It was not known whether Kelly was offered or accepted the job, as some reports suggested Sunday night. He still might be interested in talking to UCLA, which fired head coach Jim Mora on Sunday.
Kelly to Florida rumors have been swirling since last weekend. There have been reports that Kelly has been offered the job and a deal is in place, but UF has not confirmed the hiring and according to a source the deal is not finalized.
The UF contingent flew from Ocala to New Hampshire on Sunday to meet with Kelly. Kelly was not on the plane that returned to Ocala on Sunday night.
“We continue to have very productive conversations related to our football team,” Stricklin told reporters at the airport late Sunday. “We’ve got a process we’re going through. There will probably be some more productive conversations in the days ahead. Lot of interest in the job.”
Numerous UF players reacted to the Kelly rumors Sunday night on Twitter, all posting a contemplative emoji over a short span.

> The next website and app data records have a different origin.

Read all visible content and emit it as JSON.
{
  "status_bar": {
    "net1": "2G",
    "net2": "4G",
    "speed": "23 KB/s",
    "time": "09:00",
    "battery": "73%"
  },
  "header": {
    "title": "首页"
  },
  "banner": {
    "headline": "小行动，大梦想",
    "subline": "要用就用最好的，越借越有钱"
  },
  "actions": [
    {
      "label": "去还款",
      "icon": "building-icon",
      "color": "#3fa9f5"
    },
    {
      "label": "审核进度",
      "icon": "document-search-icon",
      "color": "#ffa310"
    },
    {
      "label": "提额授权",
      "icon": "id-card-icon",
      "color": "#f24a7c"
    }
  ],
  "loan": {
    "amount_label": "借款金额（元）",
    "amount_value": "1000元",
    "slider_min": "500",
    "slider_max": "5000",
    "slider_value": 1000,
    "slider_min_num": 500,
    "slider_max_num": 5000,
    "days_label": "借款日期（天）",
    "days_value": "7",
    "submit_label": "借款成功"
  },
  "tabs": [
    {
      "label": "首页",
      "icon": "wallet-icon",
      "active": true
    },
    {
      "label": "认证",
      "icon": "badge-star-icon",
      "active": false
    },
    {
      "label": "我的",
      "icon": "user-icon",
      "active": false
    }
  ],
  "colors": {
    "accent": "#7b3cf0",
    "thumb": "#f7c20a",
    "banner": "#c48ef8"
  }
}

Stricklin said his search for a new coach is going to be private. It has been thus far, with almost zero information leaking last week from credible sources.

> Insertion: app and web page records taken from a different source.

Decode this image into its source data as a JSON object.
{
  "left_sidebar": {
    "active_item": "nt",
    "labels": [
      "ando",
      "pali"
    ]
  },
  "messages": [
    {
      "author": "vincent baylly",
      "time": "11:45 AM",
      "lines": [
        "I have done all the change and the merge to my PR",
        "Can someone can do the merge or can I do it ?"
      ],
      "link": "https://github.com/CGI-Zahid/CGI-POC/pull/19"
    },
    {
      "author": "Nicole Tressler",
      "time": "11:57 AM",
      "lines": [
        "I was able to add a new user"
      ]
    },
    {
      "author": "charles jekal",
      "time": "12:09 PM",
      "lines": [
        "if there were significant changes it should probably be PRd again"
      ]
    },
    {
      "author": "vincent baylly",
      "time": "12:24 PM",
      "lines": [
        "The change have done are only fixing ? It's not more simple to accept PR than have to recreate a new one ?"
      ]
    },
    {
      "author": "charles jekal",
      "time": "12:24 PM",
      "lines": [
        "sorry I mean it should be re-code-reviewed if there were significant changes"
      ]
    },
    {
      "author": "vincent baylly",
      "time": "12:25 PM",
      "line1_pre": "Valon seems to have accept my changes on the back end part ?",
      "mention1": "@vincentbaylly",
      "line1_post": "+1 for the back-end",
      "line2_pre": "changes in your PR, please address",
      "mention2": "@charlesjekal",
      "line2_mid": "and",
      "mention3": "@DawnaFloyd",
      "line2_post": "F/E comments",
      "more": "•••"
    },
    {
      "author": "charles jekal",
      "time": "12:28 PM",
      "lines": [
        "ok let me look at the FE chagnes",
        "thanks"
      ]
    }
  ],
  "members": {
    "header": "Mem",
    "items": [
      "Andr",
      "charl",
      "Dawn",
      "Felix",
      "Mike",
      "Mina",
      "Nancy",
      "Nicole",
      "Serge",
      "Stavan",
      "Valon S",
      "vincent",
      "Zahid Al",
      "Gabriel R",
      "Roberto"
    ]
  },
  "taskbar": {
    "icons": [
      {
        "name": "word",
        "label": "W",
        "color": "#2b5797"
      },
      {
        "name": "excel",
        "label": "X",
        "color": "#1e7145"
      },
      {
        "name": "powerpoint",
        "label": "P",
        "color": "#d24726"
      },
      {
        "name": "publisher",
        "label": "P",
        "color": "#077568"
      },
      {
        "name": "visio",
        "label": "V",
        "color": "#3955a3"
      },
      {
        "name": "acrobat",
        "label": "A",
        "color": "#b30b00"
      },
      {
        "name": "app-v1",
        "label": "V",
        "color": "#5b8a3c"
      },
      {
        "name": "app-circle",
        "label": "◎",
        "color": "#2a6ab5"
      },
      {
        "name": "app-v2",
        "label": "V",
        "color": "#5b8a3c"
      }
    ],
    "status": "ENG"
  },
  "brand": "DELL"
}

Kelly has been considered a candidate for the job since the start of the search, and interviewing him Sunday could be just part of the process.

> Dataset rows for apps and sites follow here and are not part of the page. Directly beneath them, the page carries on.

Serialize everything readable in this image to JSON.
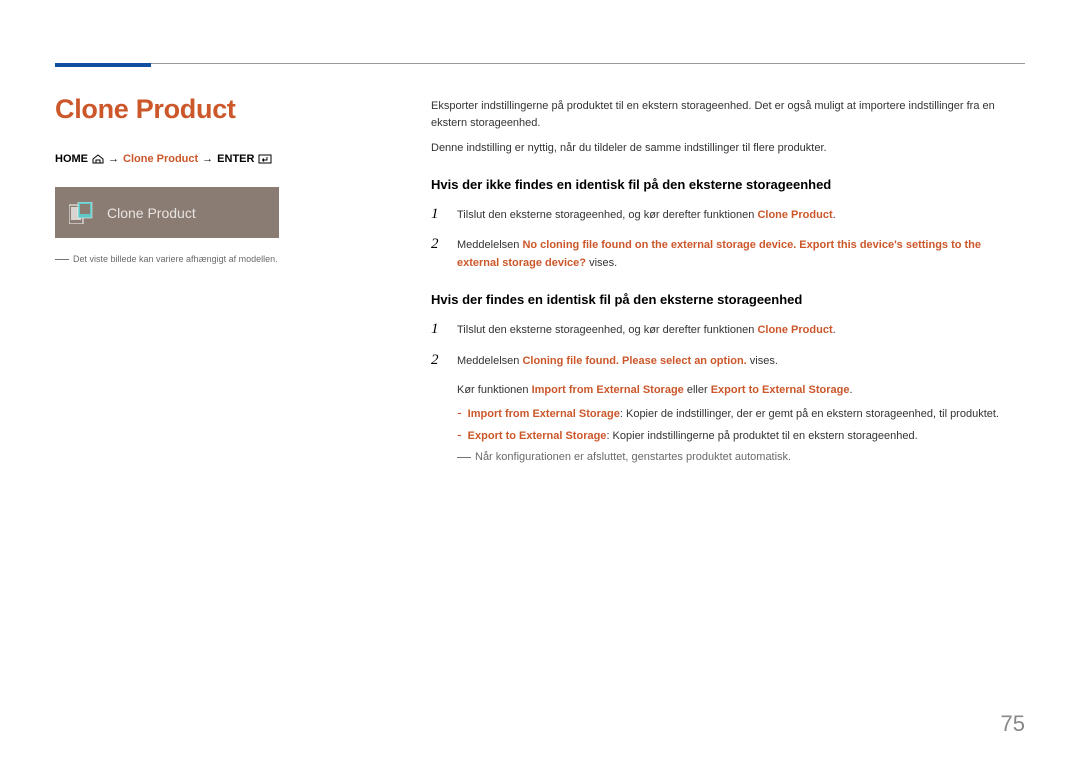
{
  "title": "Clone Product",
  "breadcrumb": {
    "home": "HOME",
    "middle": "Clone Product",
    "enter": "ENTER"
  },
  "tile_label": "Clone Product",
  "left_footnote": "Det viste billede kan variere afhængigt af modellen.",
  "intro1": "Eksporter indstillingerne på produktet til en ekstern storageenhed. Det er også muligt at importere indstillinger fra en ekstern storageenhed.",
  "intro2": "Denne indstilling er nyttig, når du tildeler de samme indstillinger til flere produkter.",
  "section1": {
    "heading": "Hvis der ikke findes en identisk fil på den eksterne storageenhed",
    "step1_pre": "Tilslut den eksterne storageenhed, og kør derefter funktionen ",
    "step1_hl": "Clone Product",
    "step1_post": ".",
    "step2_pre": "Meddelelsen ",
    "step2_hl": "No cloning file found on the external storage device. Export this device's settings to the external storage device?",
    "step2_post": " vises."
  },
  "section2": {
    "heading": "Hvis der findes en identisk fil på den eksterne storageenhed",
    "step1_pre": "Tilslut den eksterne storageenhed, og kør derefter funktionen ",
    "step1_hl": "Clone Product",
    "step1_post": ".",
    "step2_pre": "Meddelelsen ",
    "step2_hl": "Cloning file found. Please select an option.",
    "step2_post": " vises.",
    "run_pre": "Kør funktionen ",
    "run_hl1": "Import from External Storage",
    "run_mid": " eller ",
    "run_hl2": "Export to External Storage",
    "run_post": ".",
    "bullet1_hl": "Import from External Storage",
    "bullet1_text": ": Kopier de indstillinger, der er gemt på en ekstern storageenhed, til produktet.",
    "bullet2_hl": "Export to External Storage",
    "bullet2_text": ": Kopier indstillingerne på produktet til en ekstern storageenhed.",
    "config_note": "Når konfigurationen er afsluttet, genstartes produktet automatisk."
  },
  "page_number": "75"
}
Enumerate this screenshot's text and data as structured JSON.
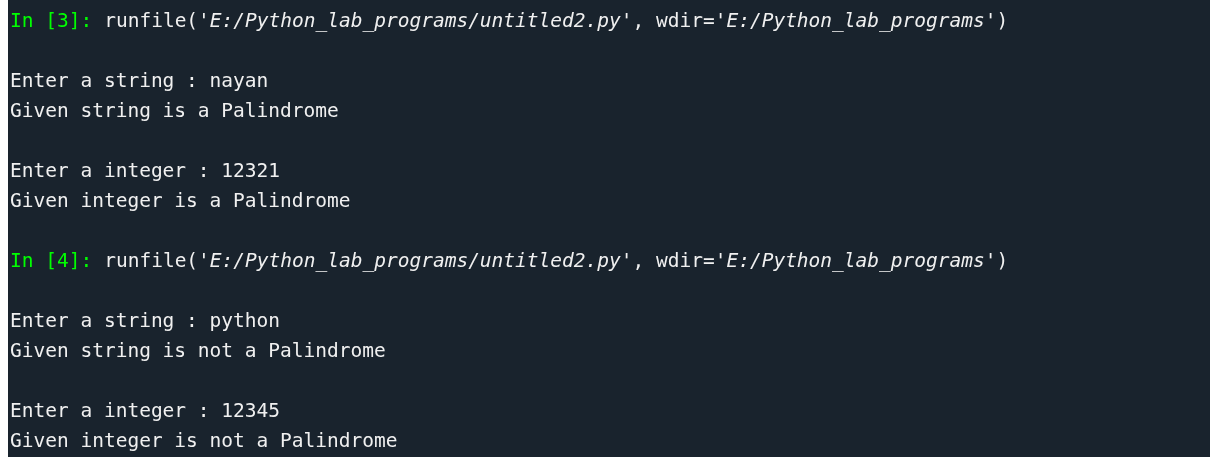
{
  "console": {
    "cells": [
      {
        "prompt": "In [3]:",
        "code": "runfile(*'E:/Python_lab_programs/untitled2.py'*, wdir=*'E:/Python_lab_programs'*)",
        "outputs": [
          [
            "Enter a string : nayan",
            "Given string is a Palindrome"
          ],
          [
            "Enter a integer : 12321",
            "Given integer is a Palindrome"
          ]
        ]
      },
      {
        "prompt": "In [4]:",
        "code": "runfile(*'E:/Python_lab_programs/untitled2.py'*, wdir=*'E:/Python_lab_programs'*)",
        "outputs": [
          [
            "Enter a string : python",
            "Given string is not a Palindrome"
          ],
          [
            "Enter a integer : 12345",
            "Given integer is not a Palindrome"
          ]
        ]
      }
    ]
  }
}
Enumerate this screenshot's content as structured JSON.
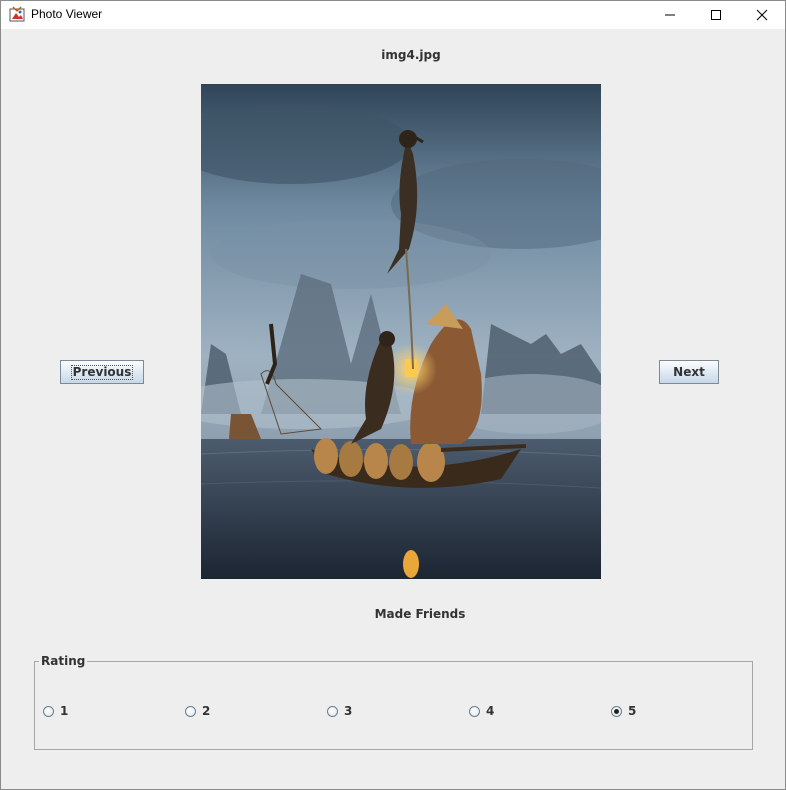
{
  "window": {
    "title": "Photo Viewer",
    "app_icon": "java-app-icon"
  },
  "viewer": {
    "filename": "img4.jpg",
    "caption": "Made Friends",
    "previous_label": "Previous",
    "next_label": "Next",
    "photo_description_icon": "photo-image"
  },
  "rating": {
    "title": "Rating",
    "options": [
      "1",
      "2",
      "3",
      "4",
      "5"
    ],
    "selected": "5"
  },
  "colors": {
    "background": "#eeeeee",
    "button_gradient_bottom": "#c8d8e9"
  }
}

Kelly has been listed as one of the top candidates to fill the Gators’ vacant coaching job. His name has been burning up social media since Jim McElwain was cut loose Oct. 29.
“I really enjoy doing what I’m doing now,” Kelly said when asked Sunday about the Florida job on ESPN where he works as an analyst. “I think Florida is an outstanding program and has had so much success with Urban (Meyer) and Steve Spurrier. I think whoever gets that job would be really lucky.”
The 53-year-old Kelly went 46-7 in four years (2009-12) at Oregon, which averaged 44.7 points a game during that span. Oregon lost to Auburn in the national title at the end of the 2010 season. His final team in 2012 went 12-1 and averaged 49.6 points per game. He left Oregon shortly before NCAA sanctions were handed down.
Kelly was hit with “failure to monitor” in the Will Lyles case. Kelly also was handed an 18-month show-cause penalty after he left to become the head coach for the NFL’s Philadelphia Eagles.
Oregon was accused of paying $25,000 to Lyles, a 7-on-7 coach, in exchange for his guiding players to the Ducks. The NCAA ruled that Kelly wasn’t aware of Lyles’ actions but said he was responsible for ensuring his program was in compliance.
Kelly’s show-cause penalty expired in late 2014, meaning he and any school that hires him would face no restrictions or penalties related to the Lyles case.
Kelly’s tenure in the NFL was not as successful. He went a combined 28–35 in head coaching stints at Philadelphia (2013-15) and San Francisco (last season).
The Associated Press contributed to this report.